Many people have asked me when and how I started working digitally, so for the record, my departure from the traditional botanical art path began in April 2003, following my Queen Elizabeth Scholarship Trust award.
It started with a morning of beginner’s photography tuition with the lovely Anna Saverimuttu, (Anna is a wonderful portrait photographer – take a look at her work) though at that point I was unaware of the divergence that lay ahead of me. My only aim at that time was to learn how to take better photos to use for reference purposes, as back-up against ephemeral plant parts wilting. A wild foxglove and an iris cultivar were my very first models; the iris simply because it was flowering outside my front door at the time, and the foxglove, well, with the generic name Digitalis, it simply had to be one to try for a digital project – and by happy accident, it too just happened to be coming into flower at the time.
By the summer, I had plucked up courage to buy a pc and had then bravely booked four sessions of one-to-one image software training, and thought I was all set to learn to draw and paint with a digital stylus on a digital drawing tablet.
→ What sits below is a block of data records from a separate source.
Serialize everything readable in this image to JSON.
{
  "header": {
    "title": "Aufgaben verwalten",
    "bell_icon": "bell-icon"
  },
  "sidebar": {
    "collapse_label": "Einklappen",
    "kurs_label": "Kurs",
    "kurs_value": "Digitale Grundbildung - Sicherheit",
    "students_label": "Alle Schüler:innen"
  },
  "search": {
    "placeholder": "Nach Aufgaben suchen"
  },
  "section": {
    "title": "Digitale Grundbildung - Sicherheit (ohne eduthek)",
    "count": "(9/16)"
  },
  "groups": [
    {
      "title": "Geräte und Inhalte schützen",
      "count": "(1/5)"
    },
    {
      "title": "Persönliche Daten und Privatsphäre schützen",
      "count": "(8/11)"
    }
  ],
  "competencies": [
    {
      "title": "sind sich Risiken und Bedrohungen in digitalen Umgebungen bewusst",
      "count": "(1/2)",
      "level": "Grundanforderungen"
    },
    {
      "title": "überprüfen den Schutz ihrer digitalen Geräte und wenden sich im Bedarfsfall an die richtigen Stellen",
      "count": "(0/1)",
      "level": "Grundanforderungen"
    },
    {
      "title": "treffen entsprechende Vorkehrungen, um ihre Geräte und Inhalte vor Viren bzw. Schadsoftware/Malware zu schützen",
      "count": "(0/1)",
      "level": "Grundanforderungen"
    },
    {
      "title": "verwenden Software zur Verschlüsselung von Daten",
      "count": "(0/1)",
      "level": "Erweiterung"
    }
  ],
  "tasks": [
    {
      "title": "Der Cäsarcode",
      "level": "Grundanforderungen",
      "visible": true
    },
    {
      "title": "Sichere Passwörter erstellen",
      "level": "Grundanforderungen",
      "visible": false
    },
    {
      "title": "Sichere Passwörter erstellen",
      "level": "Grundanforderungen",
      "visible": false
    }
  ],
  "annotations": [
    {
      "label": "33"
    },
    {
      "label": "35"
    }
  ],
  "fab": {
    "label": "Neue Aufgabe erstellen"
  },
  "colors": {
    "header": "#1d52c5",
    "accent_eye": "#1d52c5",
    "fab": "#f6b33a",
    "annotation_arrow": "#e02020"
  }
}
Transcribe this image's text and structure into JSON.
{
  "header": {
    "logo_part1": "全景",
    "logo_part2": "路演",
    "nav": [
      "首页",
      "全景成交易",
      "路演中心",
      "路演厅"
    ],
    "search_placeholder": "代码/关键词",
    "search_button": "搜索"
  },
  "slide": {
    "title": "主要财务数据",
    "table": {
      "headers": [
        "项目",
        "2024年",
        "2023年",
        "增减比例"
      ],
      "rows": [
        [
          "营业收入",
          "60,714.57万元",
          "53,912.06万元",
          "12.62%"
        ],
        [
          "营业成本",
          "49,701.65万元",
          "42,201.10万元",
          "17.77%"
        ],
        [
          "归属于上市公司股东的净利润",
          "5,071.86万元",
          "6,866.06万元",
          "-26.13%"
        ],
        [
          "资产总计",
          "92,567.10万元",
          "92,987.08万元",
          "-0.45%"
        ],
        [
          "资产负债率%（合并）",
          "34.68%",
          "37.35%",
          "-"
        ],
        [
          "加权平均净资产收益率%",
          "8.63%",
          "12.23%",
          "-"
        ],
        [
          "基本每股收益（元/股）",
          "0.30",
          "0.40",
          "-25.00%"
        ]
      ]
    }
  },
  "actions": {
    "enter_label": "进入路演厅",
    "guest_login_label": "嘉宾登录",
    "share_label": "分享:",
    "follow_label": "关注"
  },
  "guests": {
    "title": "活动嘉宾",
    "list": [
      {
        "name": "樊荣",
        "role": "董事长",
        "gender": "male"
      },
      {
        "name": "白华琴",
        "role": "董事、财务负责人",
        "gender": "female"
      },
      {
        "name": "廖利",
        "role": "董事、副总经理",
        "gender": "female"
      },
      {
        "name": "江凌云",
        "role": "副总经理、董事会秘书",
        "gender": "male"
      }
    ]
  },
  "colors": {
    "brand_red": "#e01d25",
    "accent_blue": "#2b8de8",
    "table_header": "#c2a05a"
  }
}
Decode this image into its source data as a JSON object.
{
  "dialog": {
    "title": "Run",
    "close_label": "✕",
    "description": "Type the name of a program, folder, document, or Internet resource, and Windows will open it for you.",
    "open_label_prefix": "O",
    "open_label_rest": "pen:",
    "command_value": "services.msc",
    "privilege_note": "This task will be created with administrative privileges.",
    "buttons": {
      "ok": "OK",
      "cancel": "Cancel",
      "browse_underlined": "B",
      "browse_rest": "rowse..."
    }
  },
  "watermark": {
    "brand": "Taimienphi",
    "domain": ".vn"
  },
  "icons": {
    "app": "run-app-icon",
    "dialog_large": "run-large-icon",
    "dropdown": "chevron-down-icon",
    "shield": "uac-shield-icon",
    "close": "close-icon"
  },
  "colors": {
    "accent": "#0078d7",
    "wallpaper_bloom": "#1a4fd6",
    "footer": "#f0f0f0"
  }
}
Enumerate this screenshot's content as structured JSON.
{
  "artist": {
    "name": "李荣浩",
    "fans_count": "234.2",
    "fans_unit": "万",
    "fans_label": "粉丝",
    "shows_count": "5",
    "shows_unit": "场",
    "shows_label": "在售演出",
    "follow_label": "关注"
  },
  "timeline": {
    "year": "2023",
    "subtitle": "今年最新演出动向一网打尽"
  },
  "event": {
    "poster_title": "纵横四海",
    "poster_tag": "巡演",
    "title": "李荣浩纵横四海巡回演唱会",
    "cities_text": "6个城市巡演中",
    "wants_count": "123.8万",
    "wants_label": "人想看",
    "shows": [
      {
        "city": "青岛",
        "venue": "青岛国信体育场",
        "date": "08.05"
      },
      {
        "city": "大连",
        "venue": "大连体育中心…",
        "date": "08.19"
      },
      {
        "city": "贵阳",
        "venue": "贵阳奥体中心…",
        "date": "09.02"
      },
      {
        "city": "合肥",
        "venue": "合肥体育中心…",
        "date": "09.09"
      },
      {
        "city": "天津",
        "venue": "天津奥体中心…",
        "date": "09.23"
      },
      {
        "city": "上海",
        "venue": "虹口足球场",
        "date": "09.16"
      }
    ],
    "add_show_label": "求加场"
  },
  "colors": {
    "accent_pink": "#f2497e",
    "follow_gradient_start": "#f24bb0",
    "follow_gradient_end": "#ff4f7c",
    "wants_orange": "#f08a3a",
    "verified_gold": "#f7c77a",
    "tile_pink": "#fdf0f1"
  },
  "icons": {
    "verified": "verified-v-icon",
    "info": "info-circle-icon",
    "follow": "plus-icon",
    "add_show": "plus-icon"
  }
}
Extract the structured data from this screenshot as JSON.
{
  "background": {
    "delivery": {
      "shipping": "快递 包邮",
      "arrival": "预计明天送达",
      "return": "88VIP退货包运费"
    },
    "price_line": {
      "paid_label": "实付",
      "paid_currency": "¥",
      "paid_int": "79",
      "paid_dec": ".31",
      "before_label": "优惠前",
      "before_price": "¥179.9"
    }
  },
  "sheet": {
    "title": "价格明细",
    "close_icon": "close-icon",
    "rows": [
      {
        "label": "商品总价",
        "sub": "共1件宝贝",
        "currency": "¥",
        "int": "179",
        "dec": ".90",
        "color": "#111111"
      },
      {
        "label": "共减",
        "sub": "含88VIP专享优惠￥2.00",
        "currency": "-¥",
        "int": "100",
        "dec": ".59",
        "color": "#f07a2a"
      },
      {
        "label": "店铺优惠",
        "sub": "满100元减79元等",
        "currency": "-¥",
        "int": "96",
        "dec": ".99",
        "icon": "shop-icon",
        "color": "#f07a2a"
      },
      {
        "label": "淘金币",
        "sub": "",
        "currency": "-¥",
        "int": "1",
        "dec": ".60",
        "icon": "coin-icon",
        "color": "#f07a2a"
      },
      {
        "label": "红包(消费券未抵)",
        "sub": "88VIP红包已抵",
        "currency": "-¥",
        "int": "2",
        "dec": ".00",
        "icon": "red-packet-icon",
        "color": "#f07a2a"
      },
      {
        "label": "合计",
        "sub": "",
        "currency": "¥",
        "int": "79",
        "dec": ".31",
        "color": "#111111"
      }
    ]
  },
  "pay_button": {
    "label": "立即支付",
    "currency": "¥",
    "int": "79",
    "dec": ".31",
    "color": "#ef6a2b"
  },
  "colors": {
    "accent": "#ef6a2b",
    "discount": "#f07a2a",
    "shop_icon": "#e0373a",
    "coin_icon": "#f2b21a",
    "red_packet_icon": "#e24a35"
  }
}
I didn’t have a digital camera, had never heard of Photoshop, and Adobe products had yet to become the industry standard.
I remember the mixture of excitement and anxiety of venturing into London and turning up for my first session of software training, but then being so dispirited after it, that I nearly gave up there and then. Even after weeks of practice, my early digital attempts looked dismally either plastic or pixelated – a far cry from the realism I had hoped for. But on the third of the training days I happened to take with me a CD of a few of my iris and foxglove photos, which someone had kindly offered to test scan for me, and so saw my own photos onscreen for the very first time. I was introduced to Photoshop, saw how my photos could be scaled, literally at the touch of a button, and was shown ways to cut out a part from its background. And it was at that moment the penny dropped. There, in front of me, was a ready-digitised, accurate plant part, which I could place against a white background, capable of conveying considerable detail on enlargement, and in full realism; indeed more realistic than anything I could see I was ever going to be able to achieve by observing and digitally recreating, however much time I had. Unexpectedly then, I found myself on new botanical image territory, and that I was on my own – there were no examples to look at, books to read or precedents to follow. I had to work out what questions to ask, to experiment again and again until, after my last session at the beginning of December, I finally managed to put together my first ever digitally-created, scaled, composite botanical image – my ‘digital Digitalis’. It wasn’t perfect, but it was 2003 and it was exciting – it felt like a milestone.
Later I experimented with ways to depict leaves involving digital line drawings, flatbed scans and, after going out to buy a home slide scanner, digitised slide photographs, and then manipulating and combining them in all manner of ways, though of course some were more successful than others. These were followed by attempts to depict the ginkgo, and lastly, with the help of Bernard Boardman to dig it up, the strange but beautiful purple toothwort, as the Wisley Curator, Jim Gardiner, had kindly given me permission to use some plant material from Wisley Garden for experimental illustration purposes. Inevitably there was much trial and error, but I must thank all my RHS botany colleagues, especially Peter Barnes and Richard Sanford, for their encouragement and help throughout that first year – it was much needed.
My first digital composite illustrations then, were created during the period when I was working part-time in the Botany Department at RHS Wisley and, as a way to mark the completion of my QEST project, I had the idea to put up a small informal display of my results in the Reception area in the Laboratory building. The Director, David Gray, kindly gave his permission and so the first display of my digitally-created botanical images was at RHS Wisley in January 2004. I must thank Patty Boardman, our departmental secretary, who kindly thought to put out a notice to invite Garden visitors to come in to Reception to take a look and even put together a makeshift Visitors’ Book for me – the first public comments about my digital botanical images.